Just as importantly, Huygens ING wants to play a leading role in innovations in the Dutch humanities. There is a need for this: technological developments require corresponding methodological innovations in the humanities, while at the same time the field is facing the challenge of maximising its social impact. The Institute wants to provide an environment for the incubation of new developments at the interface of the humanities and computer science. The focus in this is on questions involving the humanities. Such questions add just as much impetus to information technology as would be the case if the focus were reversed.

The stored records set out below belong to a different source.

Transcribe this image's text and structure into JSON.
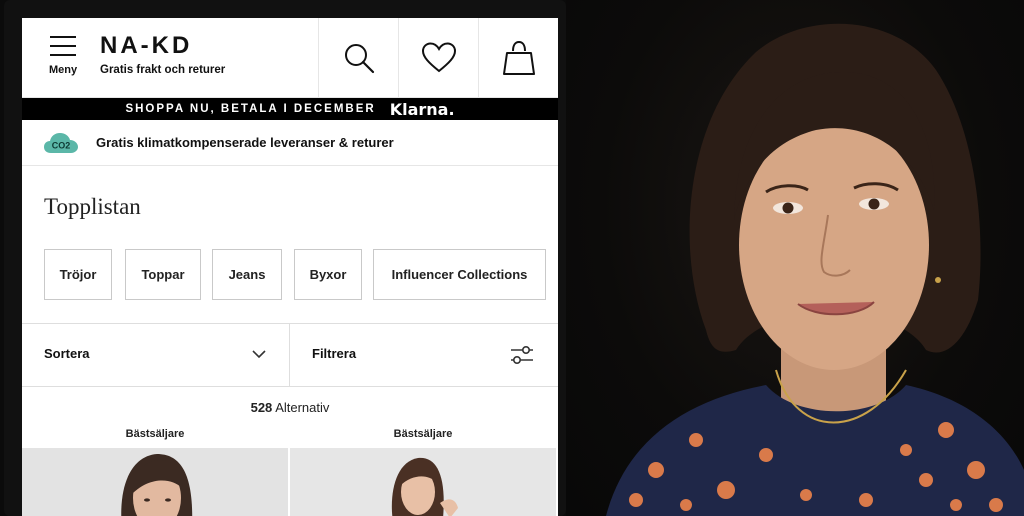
{
  "header": {
    "menu_label": "Meny",
    "logo": "NA-KD",
    "tagline": "Gratis frakt och returer",
    "icons": [
      "search-icon",
      "heart-icon",
      "bag-icon"
    ]
  },
  "promo": {
    "text": "SHOPPA NU, BETALA I DECEMBER",
    "brand": "Klarna."
  },
  "climate": {
    "badge": "CO2",
    "text": "Gratis klimatkompenserade leveranser & returer"
  },
  "page_title": "Topplistan",
  "categories": [
    "Tröjor",
    "Toppar",
    "Jeans",
    "Byxor",
    "Influencer Collections"
  ],
  "controls": {
    "sort_label": "Sortera",
    "filter_label": "Filtrera"
  },
  "results": {
    "count": "528",
    "label": "Alternativ"
  },
  "products": [
    {
      "badge": "Bästsäljare"
    },
    {
      "badge": "Bästsäljare"
    }
  ],
  "colors": {
    "accent_teal": "#5bb7a8",
    "black": "#000000",
    "border": "#c9c9c9"
  }
}
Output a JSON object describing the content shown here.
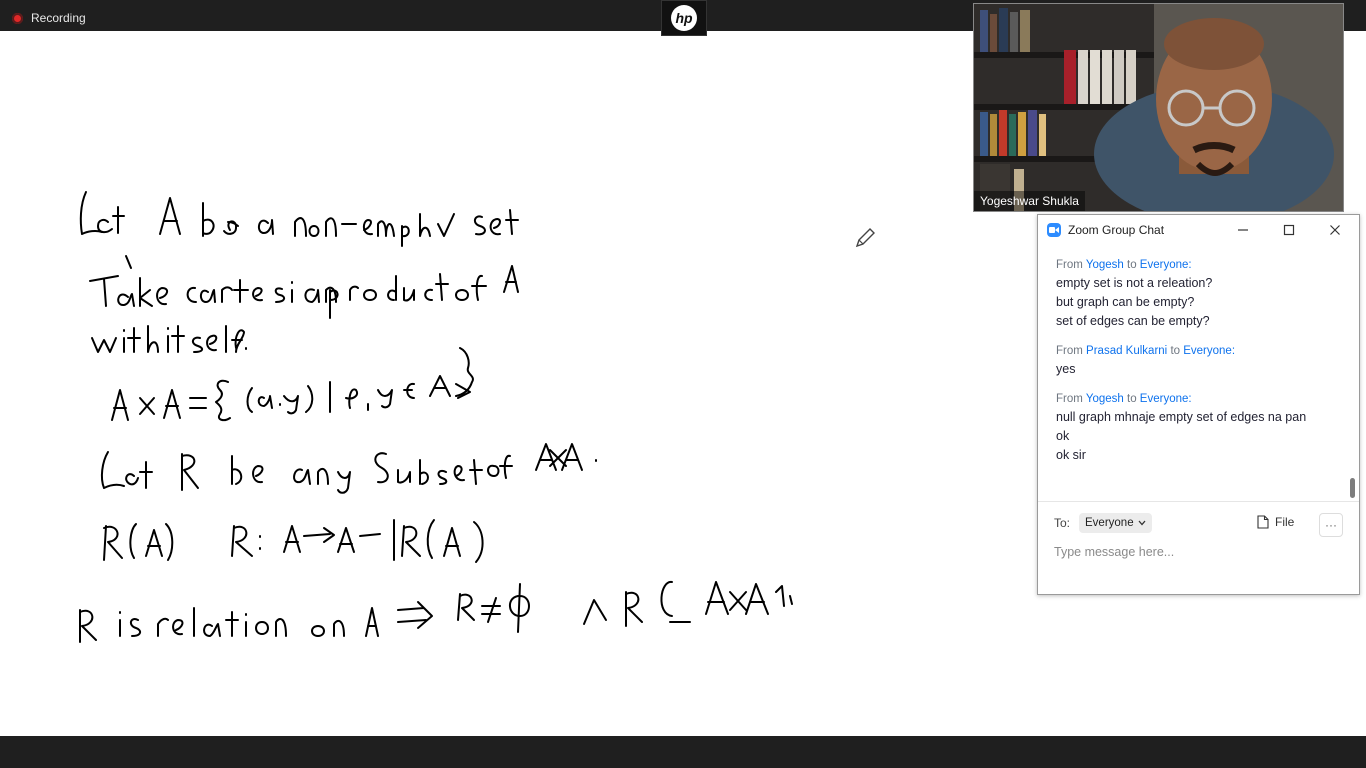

Partnerships and economies of scale are necessary for this to be achieved. Huygens ING is very interested in partnerships with the computer science departments of universities, with the IT sector and the creative industry and especially with the KNAW institutes with the prospect of establishing a joint Humanities Centre within the KNAW. The Institute wants to exercise as great a power of attraction as possible on young, talented and ambitious researchers; it aims to be a creative melting pot in which knowledge and unorthodox ideas from different disciplines are brought together. The Humanities Centre can play a major role in this aim.
Huygens ING is striving not only to achieve good research results, but also to be socially useful. We are here for, and work with, fellow researchers, the education sector, the business community, the media, the heritage sector and everyone who has a need for new and reliable knowledge about Dutch culture and history. Such knowledge promotes participatory citizenship and identity awareness and contributes to a stable and “intelligent” society.
The works produced by Huygens ING take many forms, including: traditional articles for journals and monographs, and digital editions, websites, databases, tools, serious games and telephone apps. We also aim to be experimental and innovative in terms of dissemination. We are well aware that digital products require a solid, low-maintenance and sustainable digital infrastructure that is seamlessly aligned with national and international infrastructures.
What particularly distinguishes a KNAW research institute like Huygens ING from universities is its pure focus on research, in an environment with as little bureaucracy as possible, with the flexibility and short lines that make it possible to respond with lightening speed to new developments. The physical clustering of researchers with diverse expertise that is rare elsewhere, stimulates a constant, informal exchange of ideas so that new ideas can be implemented quickly. The capacity to construct and maintain a digital infrastructure for the long term also sets the Institute apart. The KNAW is aware that it has a role to play in this respect and Huygens ING wants its own role to be an instrumental one.